Dragonfly PRO models also offer built-in Wi-Fi so you can stream sonar data to smartphones and tablets using Raymarine's Wi-Fish mobile app.
Fishing Sonar Newcomers
Other notable entries in the electronics market include Humminbird's vaunted Helix 7 Series, which captured "Best of Electronics" honors at the American Sportfishing Association's annual ICAST trade show. Comprised of five models built to allow anglers to choose functions that best fit their styles of fishing, the Helix 7 line features an easy-to-use X-Press Menu System keypad control and 7-inch color TFT display.
The family includes the Helix 7 Sonar, which offers down-viewing Switchfire Sonar, along with the widescreen-format Helix 7 DI, which is designed for viewing multiple windows simultaneously; plus versions of each enhanced with a GPS chartplotter. The clan is completed by the Helix 7 SI GPS, which offers an arsenal of sonar and mapping weapons, including Side Imaging, Down Imaging, and SwitchFire Sonar.
Back By Popular Demand
Finally, in the "too good to let go" category, Vexilar is bringing back the FL-22. Released in 2012, the shallow-water flasher features 10-foot ranges that let users match output pulse length to specific depths to get the best resolution and most detail possible in each zone.
"For two seasons, the FL-22 was a great seller, but when Vexilar introduced the FLX-28, we pulled it from the market," says the company's Tom Zenanko. "That was a mistake, as we misjudged the following the FL-22 had generated.

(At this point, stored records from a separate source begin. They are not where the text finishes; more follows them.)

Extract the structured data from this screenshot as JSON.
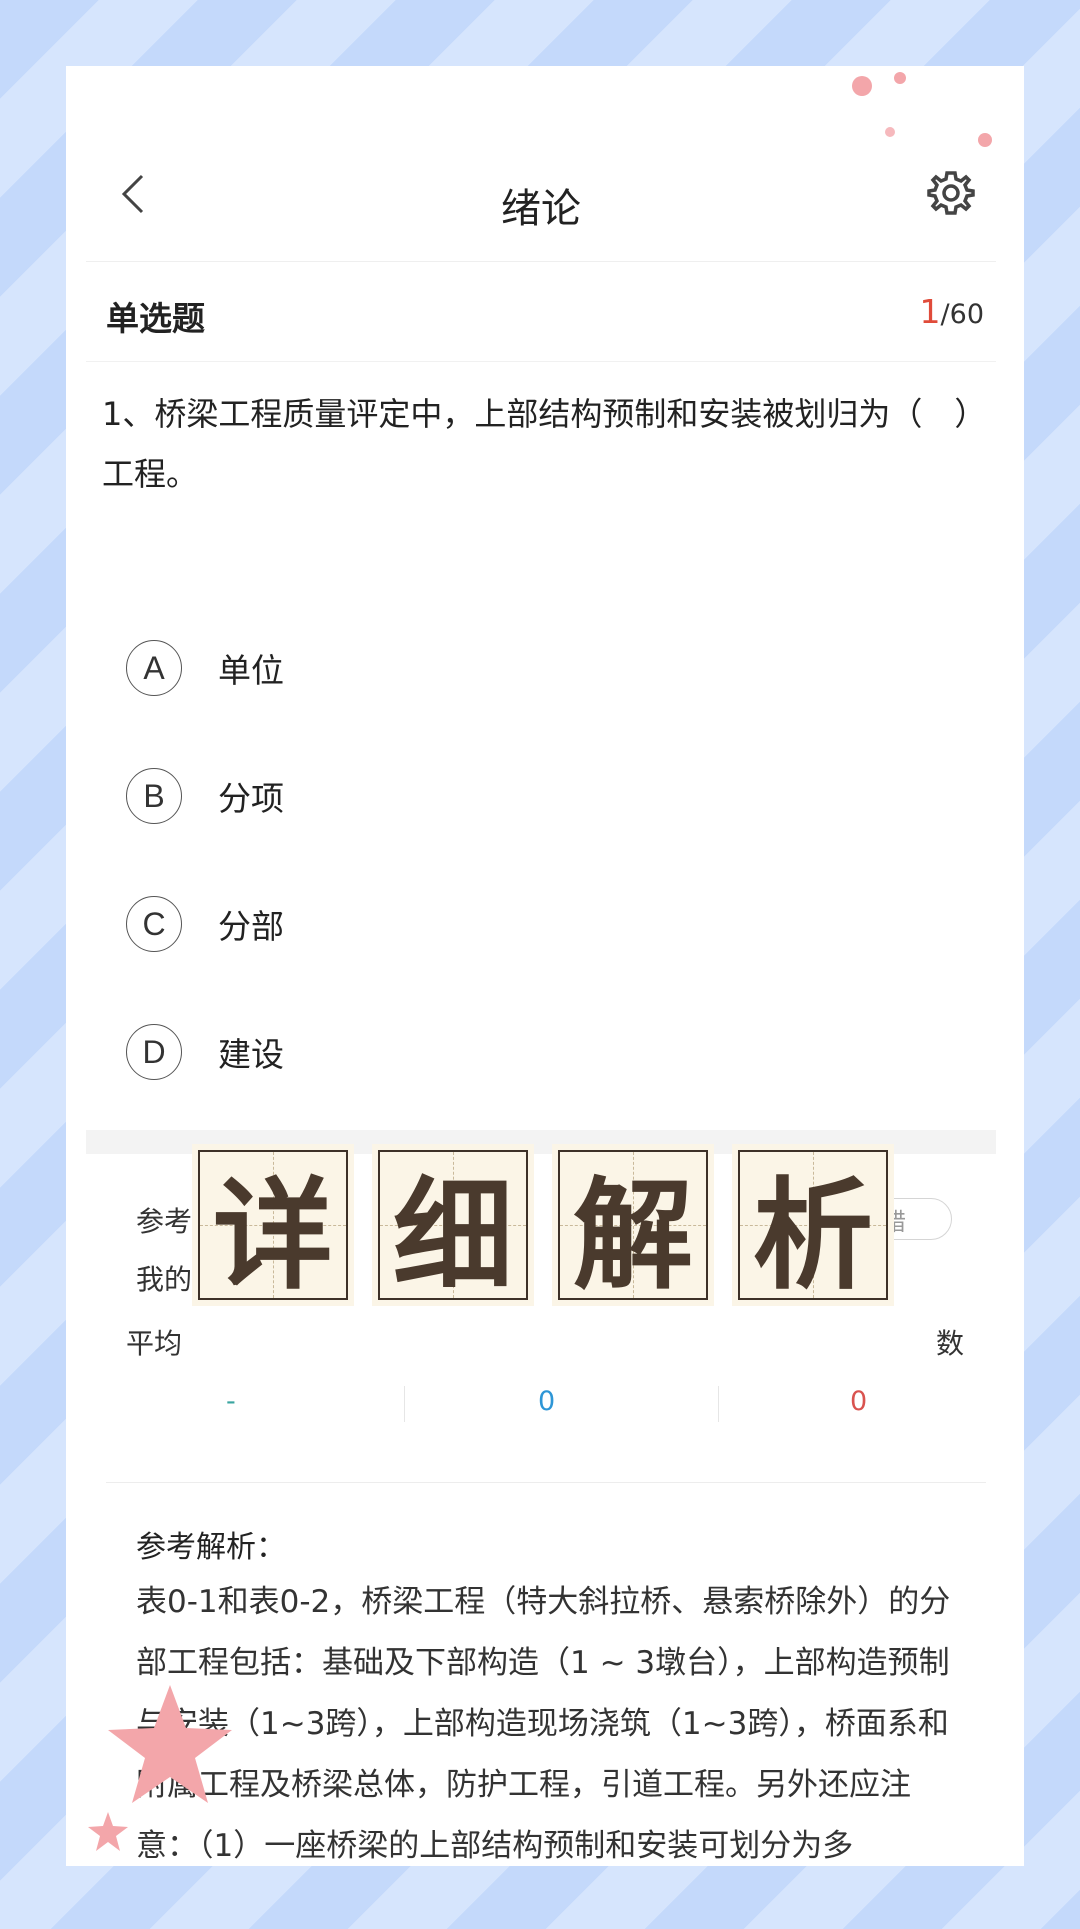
{
  "header": {
    "title": "绪论"
  },
  "question": {
    "type": "单选题",
    "current": "1",
    "total": "/60",
    "text": "1、桥梁工程质量评定中，上部结构预制和安装被划归为（　）工程。"
  },
  "options": [
    {
      "letter": "A",
      "text": "单位"
    },
    {
      "letter": "B",
      "text": "分项"
    },
    {
      "letter": "C",
      "text": "分部"
    },
    {
      "letter": "D",
      "text": "建设"
    }
  ],
  "answer": {
    "ref_label": "参考答案",
    "my_label": "我的",
    "report_label": "纠错",
    "stats": [
      {
        "label": "平均",
        "value": "-",
        "color": "#3aa5a0"
      },
      {
        "label": "",
        "value": "0",
        "color": "#2e96d6"
      },
      {
        "label": "数",
        "value": "0",
        "color": "#d9534f"
      }
    ]
  },
  "overlay": {
    "chars": [
      "详",
      "细",
      "解",
      "析"
    ]
  },
  "analysis": {
    "title": "参考解析：",
    "text": "表0-1和表0-2，桥梁工程（特大斜拉桥、悬索桥除外）的分部工程包括：基础及下部构造（1 ~ 3墩台），上部构造预制与安装（1~3跨），上部构造现场浇筑（1~3跨），桥面系和附属工程及桥梁总体，防护工程，引道工程。另外还应注意：（1）一座桥梁的上部结构预制和安装可划分为多"
  }
}
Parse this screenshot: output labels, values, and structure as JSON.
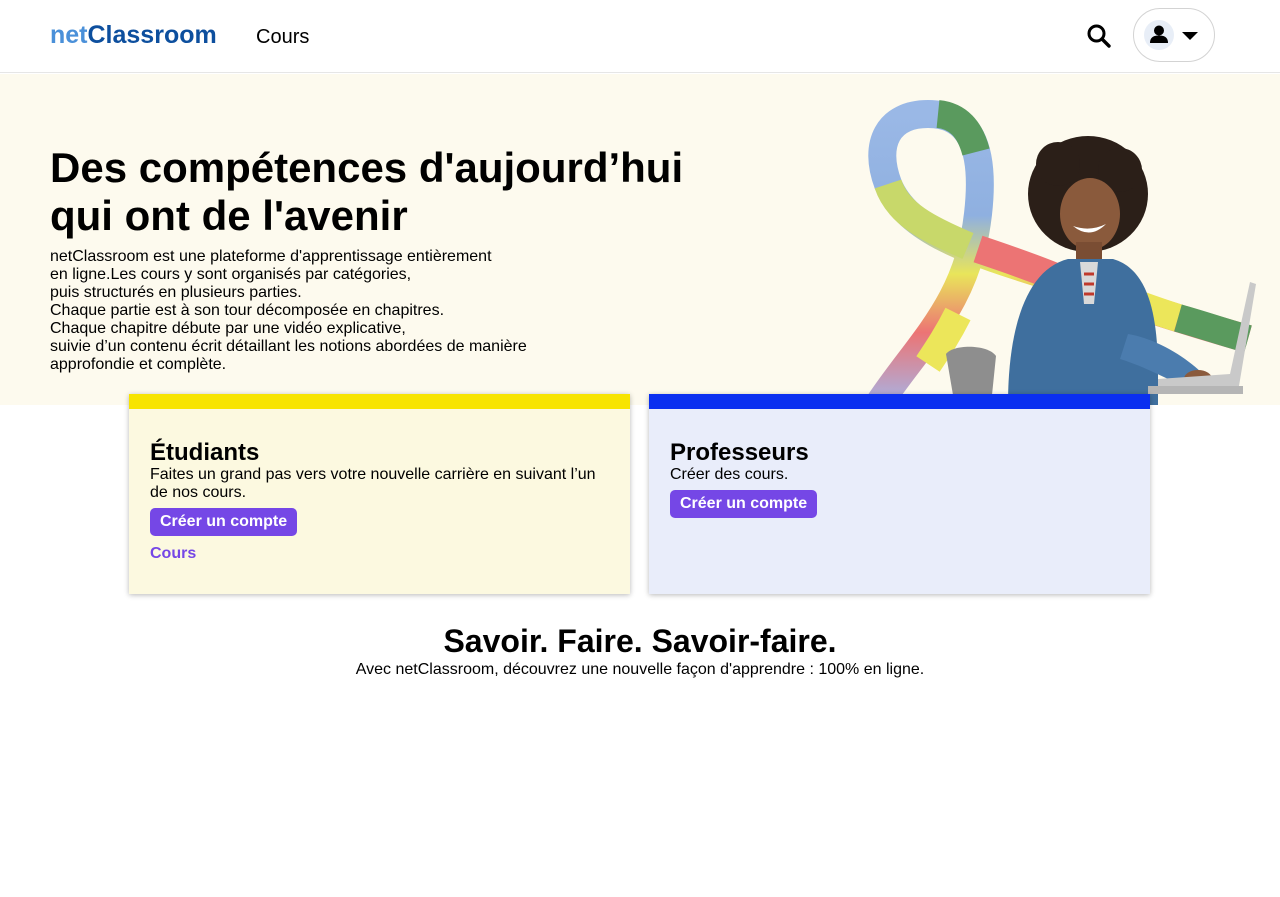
{
  "header": {
    "logo_prefix": "net",
    "logo_suffix": "Classroom",
    "nav_courses": "Cours",
    "search_icon": "search-icon",
    "user_icon": "user-icon",
    "dropdown_icon": "caret-down-icon"
  },
  "hero": {
    "title_line1": "Des compétences d'aujourd’hui",
    "title_line2": "qui ont de l'avenir",
    "description_lines": [
      "netClassroom est une plateforme d'apprentissage entièrement",
      "en ligne.Les cours y sont organisés par catégories,",
      "puis structurés en plusieurs parties.",
      "Chaque partie est à son tour décomposée en chapitres.",
      "Chaque chapitre débute par une vidéo explicative,",
      "suivie d’un contenu écrit détaillant les notions abordées de manière",
      "approfondie et complète."
    ],
    "background_color": "#fdfaee"
  },
  "cards": {
    "students": {
      "title": "Étudiants",
      "text": "Faites un grand pas vers votre nouvelle carrière en suivant l’un de nos cours.",
      "button_label": "Créer un compte",
      "link_label": "Cours",
      "accent_color": "#f7e400"
    },
    "teachers": {
      "title": "Professeurs",
      "text": "Créer des cours.",
      "button_label": "Créer un compte",
      "accent_color": "#0a2ff0"
    }
  },
  "tagline": {
    "title": "Savoir. Faire. Savoir-faire.",
    "subtitle": "Avec netClassroom, découvrez une nouvelle façon d'apprendre : 100% en ligne."
  },
  "colors": {
    "brand_light": "#4a90d9",
    "brand_dark": "#0d4f9e",
    "button": "#7547e6"
  }
}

Popular demand brought it back and sales have been amazing."
Other admirable features include a low-power mode that shines for spotting fish hunkered down in thick vegetation; 6-foot Bottom Lock for open-water use; and night mode.

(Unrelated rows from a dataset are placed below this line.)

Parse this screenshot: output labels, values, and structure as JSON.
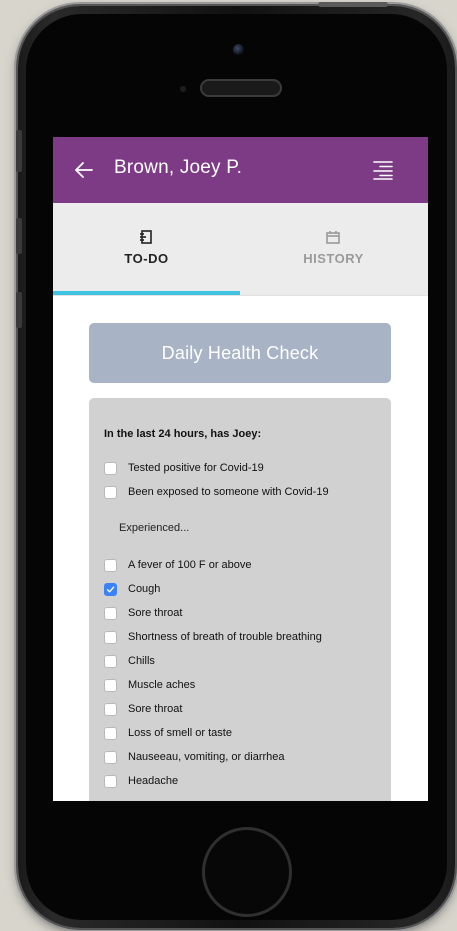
{
  "header": {
    "title": "Brown, Joey P.",
    "back_icon": "back-arrow-icon",
    "menu_icon": "list-menu-icon",
    "background": "#7d3b86"
  },
  "tabs": [
    {
      "label": "TO-DO",
      "icon": "todo-icon",
      "active": true
    },
    {
      "label": "HISTORY",
      "icon": "calendar-icon",
      "active": false
    }
  ],
  "accent": "#3ec3e0",
  "daily_check": {
    "label": "Daily Health Check"
  },
  "questionnaire": {
    "question": "In the last 24 hours, has Joey:",
    "group_a": [
      {
        "label": "Tested positive for Covid-19",
        "checked": false
      },
      {
        "label": "Been exposed to someone with Covid-19",
        "checked": false
      }
    ],
    "subheading": "Experienced...",
    "group_b": [
      {
        "label": "A fever of 100 F or above",
        "checked": false
      },
      {
        "label": "Cough",
        "checked": true
      },
      {
        "label": "Sore throat",
        "checked": false
      },
      {
        "label": "Shortness of breath of trouble breathing",
        "checked": false
      },
      {
        "label": "Chills",
        "checked": false
      },
      {
        "label": "Muscle aches",
        "checked": false
      },
      {
        "label": "Sore throat",
        "checked": false
      },
      {
        "label": "Loss of smell or taste",
        "checked": false
      },
      {
        "label": "Nauseeau, vomiting, or diarrhea",
        "checked": false
      },
      {
        "label": "Headache",
        "checked": false
      }
    ]
  }
}
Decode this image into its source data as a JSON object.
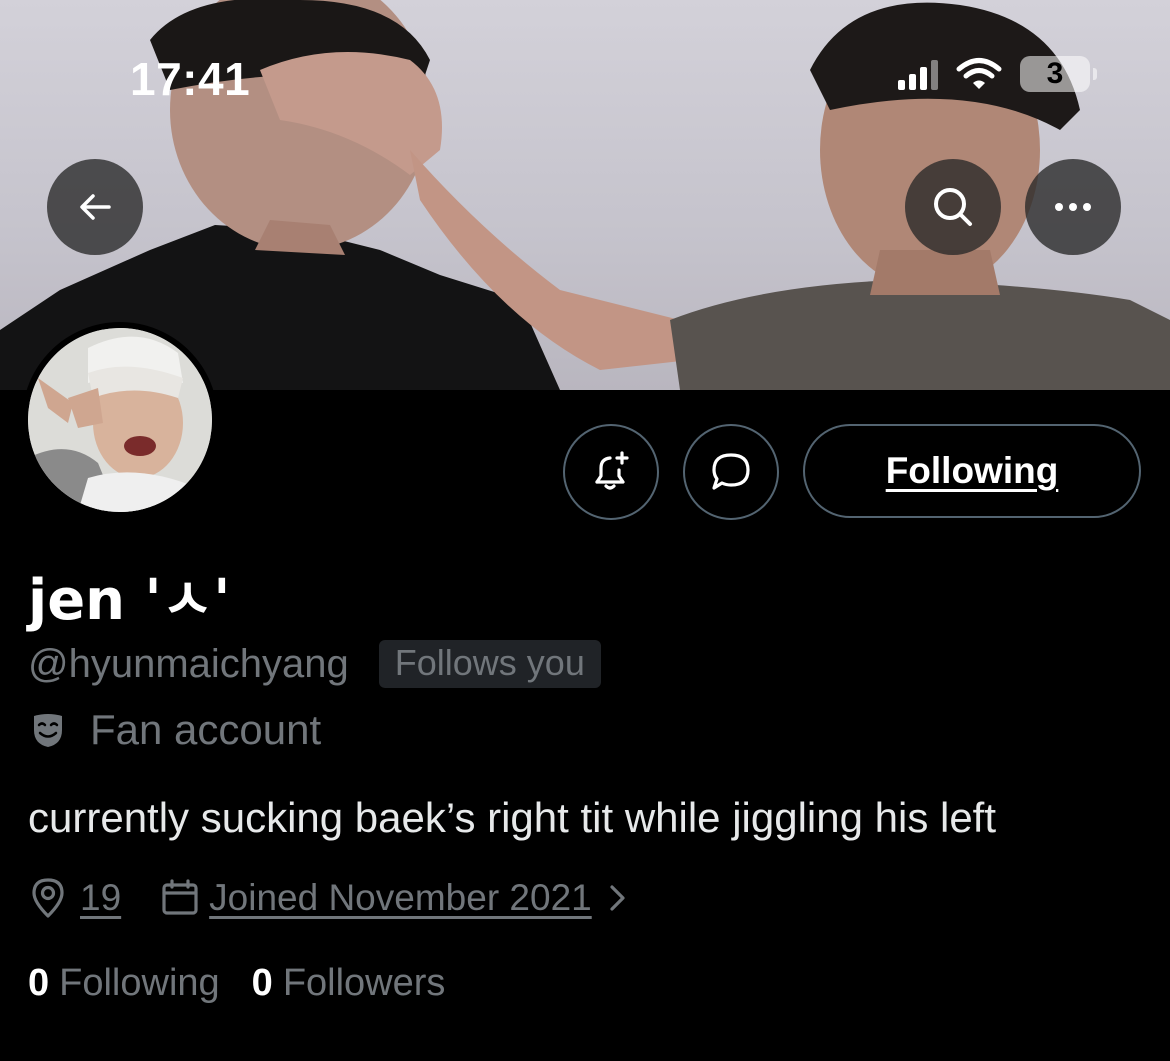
{
  "status_bar": {
    "time": "17:41",
    "battery_level": "3"
  },
  "header": {
    "back_icon": "arrow-left-icon",
    "search_icon": "search-icon",
    "more_icon": "more-horizontal-icon"
  },
  "profile": {
    "display_name": "jen 'ㅅ'",
    "handle": "@hyunmaichyang",
    "follows_you_badge": "Follows you",
    "category_icon": "theater-mask-icon",
    "category": "Fan account",
    "bio": "currently sucking baek’s right tit while jiggling his left",
    "location": "19",
    "joined": "Joined November 2021",
    "following_count": "0",
    "following_label": "Following",
    "followers_count": "0",
    "followers_label": "Followers"
  },
  "actions": {
    "notify_icon": "bell-plus-icon",
    "message_icon": "message-icon",
    "follow_button_label": "Following"
  },
  "colors": {
    "background": "#000000",
    "primary_text": "#e7e9ea",
    "secondary_text": "#71767b",
    "border": "#536471",
    "badge_bg": "#202327"
  }
}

As we close the curtain on our rundown of new technology, the FL-22 story is a timely reminder that many manufacturers' product lines remain rich in time-tested units that offer world-class sonar and mapping. You might not see them in the new product headlines, but they're powerful allies nonetheless in our quest to better understand the underwater world.